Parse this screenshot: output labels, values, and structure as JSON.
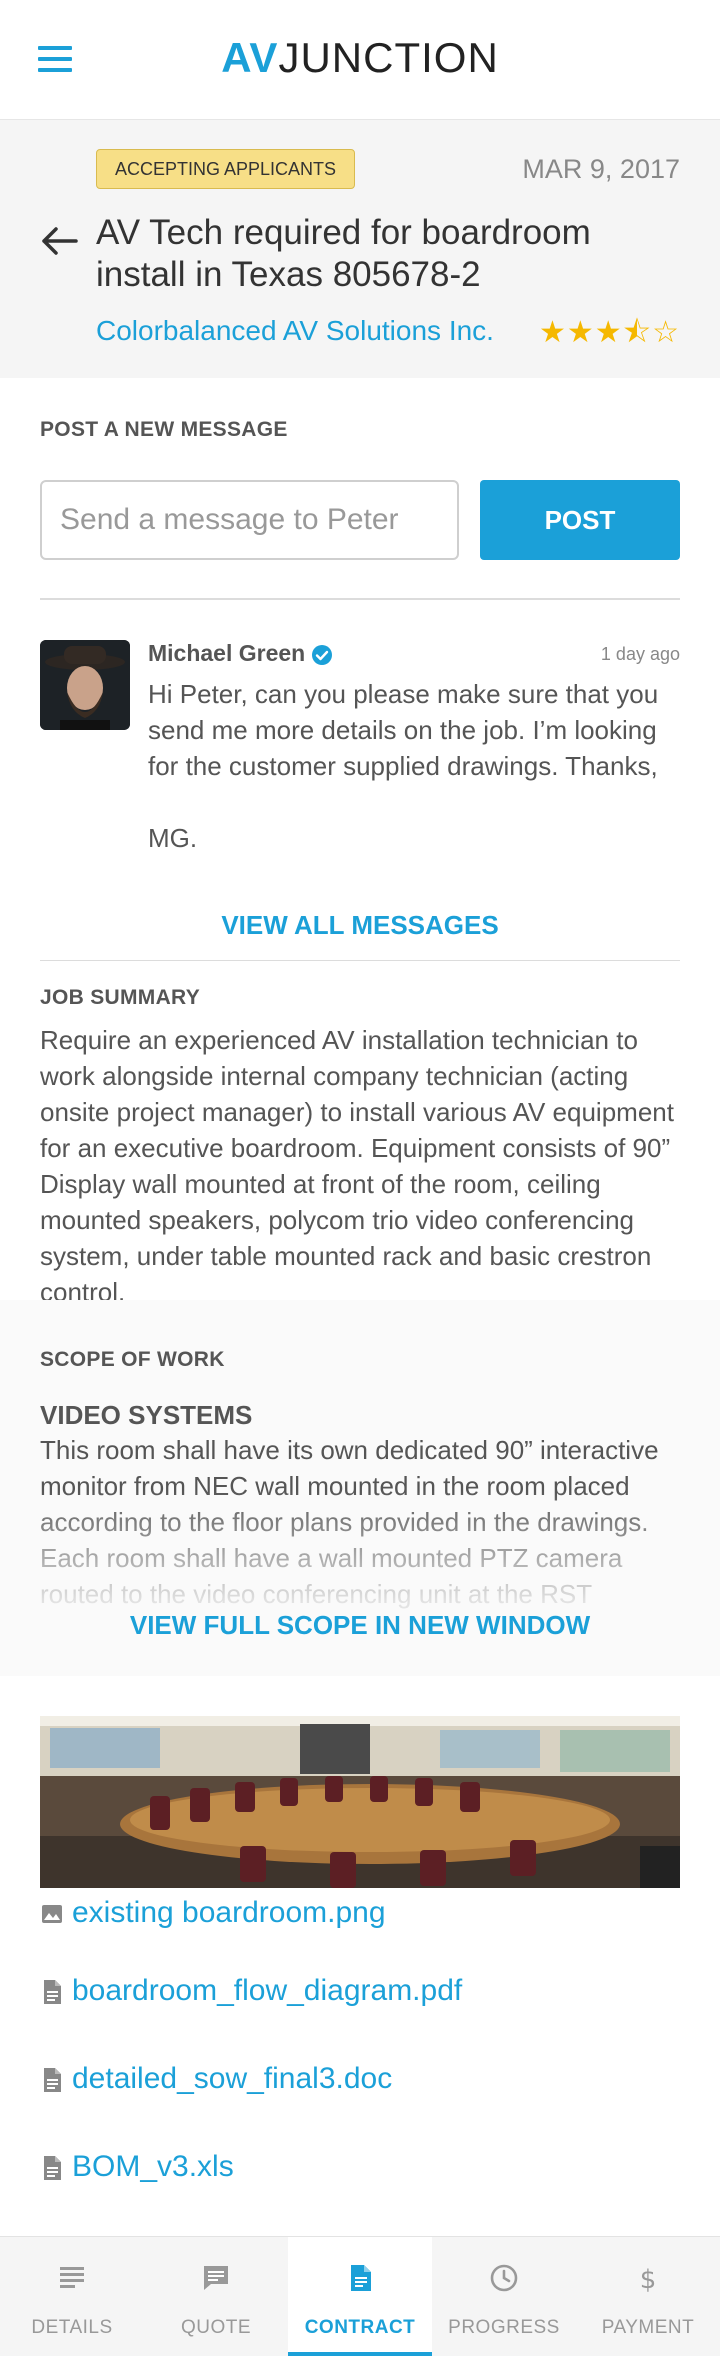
{
  "app": {
    "logo_av": "AV",
    "logo_rest": "JUNCTION"
  },
  "job": {
    "status": "ACCEPTING APPLICANTS",
    "date": "MAR 9, 2017",
    "title": "AV Tech required for boardroom install in Texas 805678-2",
    "company": "Colorbalanced AV Solutions Inc.",
    "rating": 3.5,
    "rating_max": 5
  },
  "messages": {
    "section_label": "POST A NEW MESSAGE",
    "input_placeholder": "Send a message to Peter",
    "post_label": "POST",
    "latest": {
      "author": "Michael Green",
      "time": "1 day ago",
      "body": "Hi Peter, can you please make sure that you send me more details on the job. I’m looking for the customer supplied drawings. Thanks,\n\nMG."
    },
    "view_all_label": "VIEW ALL MESSAGES"
  },
  "summary": {
    "label": "JOB SUMMARY",
    "text": "Require an experienced AV installation technician to work alongside internal company technician (acting onsite project manager) to install various AV equipment for an executive boardroom. Equipment consists of 90” Display wall mounted at front of the room, ceiling mounted speakers, polycom trio video conferencing system, under table mounted rack and basic crestron control."
  },
  "scope": {
    "label": "SCOPE OF WORK",
    "heading": "VIDEO SYSTEMS",
    "text": "This room shall have its own dedicated 90” interactive monitor from NEC wall mounted in the room placed according to the floor plans provided in the drawings. Each room shall have a wall mounted PTZ camera routed to the video conferencing unit at the RST",
    "view_full_label": "VIEW FULL SCOPE IN NEW WINDOW"
  },
  "attachments": [
    {
      "name": "existing boardroom.png",
      "icon": "image-icon"
    },
    {
      "name": "boardroom_flow_diagram.pdf",
      "icon": "document-icon"
    },
    {
      "name": "detailed_sow_final3.doc",
      "icon": "document-icon"
    },
    {
      "name": "BOM_v3.xls",
      "icon": "document-icon"
    }
  ],
  "nav": {
    "tabs": [
      {
        "label": "DETAILS",
        "icon": "details-icon",
        "active": false
      },
      {
        "label": "QUOTE",
        "icon": "chat-icon",
        "active": false
      },
      {
        "label": "CONTRACT",
        "icon": "document-icon",
        "active": true
      },
      {
        "label": "PROGRESS",
        "icon": "clock-icon",
        "active": false
      },
      {
        "label": "PAYMENT",
        "icon": "dollar-icon",
        "active": false
      }
    ]
  },
  "colors": {
    "accent": "#1ba0d8",
    "badge": "#f7df87",
    "star": "#f5b800"
  }
}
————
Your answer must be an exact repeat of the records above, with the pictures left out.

## Response area
Parse this screenshot: output labels, values, and structure as JSON.
{
  "app": {
    "logo_av": "AV",
    "logo_rest": "JUNCTION"
  },
  "job": {
    "status": "ACCEPTING APPLICANTS",
    "date": "MAR 9, 2017",
    "title": "AV Tech required for boardroom install in Texas 805678-2",
    "company": "Colorbalanced AV Solutions Inc.",
    "rating": 3.5,
    "rating_max": 5
  },
  "messages": {
    "section_label": "POST A NEW MESSAGE",
    "input_placeholder": "Send a message to Peter",
    "post_label": "POST",
    "latest": {
      "author": "Michael Green",
      "time": "1 day ago",
      "body": "Hi Peter, can you please make sure that you send me more details on the job. I’m looking for the customer supplied drawings. Thanks,\n\nMG."
    },
    "view_all_label": "VIEW ALL MESSAGES"
  },
  "summary": {
    "label": "JOB SUMMARY",
    "text": "Require an experienced AV installation technician to work alongside internal company technician (acting onsite project manager) to install various AV equipment for an executive boardroom. Equipment consists of 90” Display wall mounted at front of the room, ceiling mounted speakers, polycom trio video conferencing system, under table mounted rack and basic crestron control."
  },
  "scope": {
    "label": "SCOPE OF WORK",
    "heading": "VIDEO SYSTEMS",
    "text": "This room shall have its own dedicated 90” interactive monitor from NEC wall mounted in the room placed according to the floor plans provided in the drawings. Each room shall have a wall mounted PTZ camera routed to the video conferencing unit at the RST",
    "view_full_label": "VIEW FULL SCOPE IN NEW WINDOW"
  },
  "attachments": [
    {
      "name": "existing boardroom.png",
      "icon": "image-icon"
    },
    {
      "name": "boardroom_flow_diagram.pdf",
      "icon": "document-icon"
    },
    {
      "name": "detailed_sow_final3.doc",
      "icon": "document-icon"
    },
    {
      "name": "BOM_v3.xls",
      "icon": "document-icon"
    }
  ],
  "nav": {
    "tabs": [
      {
        "label": "DETAILS",
        "icon": "details-icon",
        "active": false
      },
      {
        "label": "QUOTE",
        "icon": "chat-icon",
        "active": false
      },
      {
        "label": "CONTRACT",
        "icon": "document-icon",
        "active": true
      },
      {
        "label": "PROGRESS",
        "icon": "clock-icon",
        "active": false
      },
      {
        "label": "PAYMENT",
        "icon": "dollar-icon",
        "active": false
      }
    ]
  },
  "colors": {
    "accent": "#1ba0d8",
    "badge": "#f7df87",
    "star": "#f5b800"
  }
}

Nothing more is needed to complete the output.